Legal services are often regarded as a grudge purchase; however, it ensures that consulting engineers and mining houses save money in the long term.

“When consulting engineers are preparing bids for projects on behalf of mining companies, it becomes difficult to justify the cost of legal services,” says specialised law firm LNP Attorneys CE and director Nikita Lalla.

She notes that attorneys need to build a trust relationship with their clients, whereas consulting engineers often have longstanding relationships with mining houses, which take precedence.

An additional challenge is helping potential clients see the benefit of the services legal experts provide. Legal experts can play an essential role as part of a multidisciplinary team in ensuring the success of the projects they work on.

“The need for a multidisciplinary approach needs to be advocated. It’s difficult to say to a client that R100 000 and more should be spent on a multidisciplinary team when the client’s imperative is to get the contract off the ground,” says Lalla.

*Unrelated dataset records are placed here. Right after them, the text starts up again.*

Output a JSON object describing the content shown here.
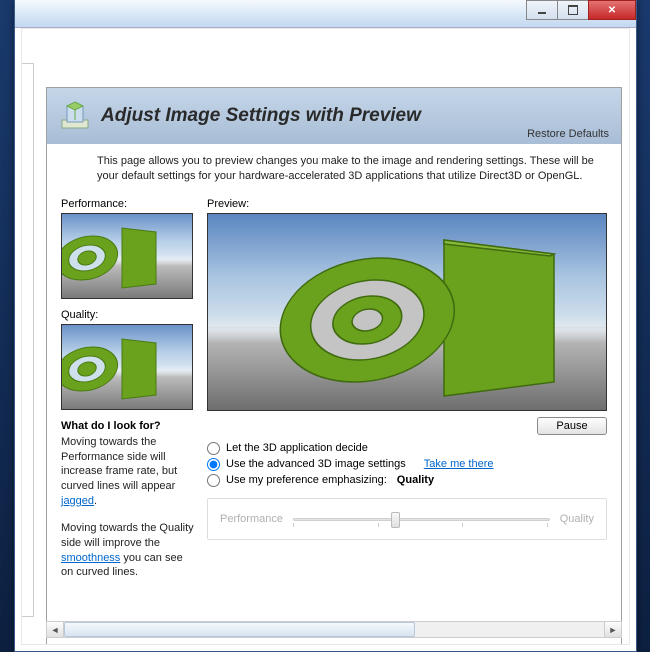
{
  "header": {
    "title": "Adjust Image Settings with Preview",
    "restore": "Restore Defaults"
  },
  "description": "This page allows you to preview changes you make to the image and rendering settings. These will be your default settings for your hardware-accelerated 3D applications that utilize Direct3D or OpenGL.",
  "left": {
    "perf_label": "Performance:",
    "qual_label": "Quality:",
    "sub_heading": "What do I look for?",
    "para1_a": "Moving towards the Performance side will increase frame rate, but curved lines will appear ",
    "para1_link": "jagged",
    "para1_b": ".",
    "para2_a": "Moving towards the Quality side will improve the ",
    "para2_link": "smoothness",
    "para2_b": " you can see on curved lines."
  },
  "preview": {
    "label": "Preview:",
    "pause": "Pause"
  },
  "options": {
    "opt1": "Let the 3D application decide",
    "opt2": "Use the advanced 3D image settings",
    "take_link": "Take me there",
    "opt3": "Use my preference emphasizing:",
    "opt3_value": "Quality",
    "selected": 2
  },
  "slider": {
    "left": "Performance",
    "right": "Quality",
    "pos": 38
  }
}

She notes that not enough time is spent on the first phase of the procurement, which includes choosing the best procurement methodology, preparing the scope of work, and ensuring that the contract is the appropriate scope of work when preparing a request for quote (RFQ).

“The contract, particularly if the language used is not clear or stringent enough in terms of protecting the client’s rights, can result in a cession of various rights and an increase in the types of claims that could be made against the client,” says Lalla.

She cites previous cases that she has worked on where the consequences of attorneys not being consulted from the outset were the cession of intellectual property rights or claims for delays.

Lalla explains that contracts need to have a legal and a technical spot check, to ensure that both the contract and the client’s requirements are “cohesively melded”.

“Sometimes contractors request the insertion of their own documents and clauses, while the employer is unaware of the consequential implications thereof,” says Lalla.

However, these problems can be mitigated if the consulting engineer and/or mining company ensures that specialist legal advice is part of the process from the start of the procurement process.

The attorney can then evaluate the risk factors, possible mitigation factors and regulatory issues, especially in cross-border transactions. LNP Attorneys can provide assistance with such aspects ­– from the issuing of an RFQ to the project close.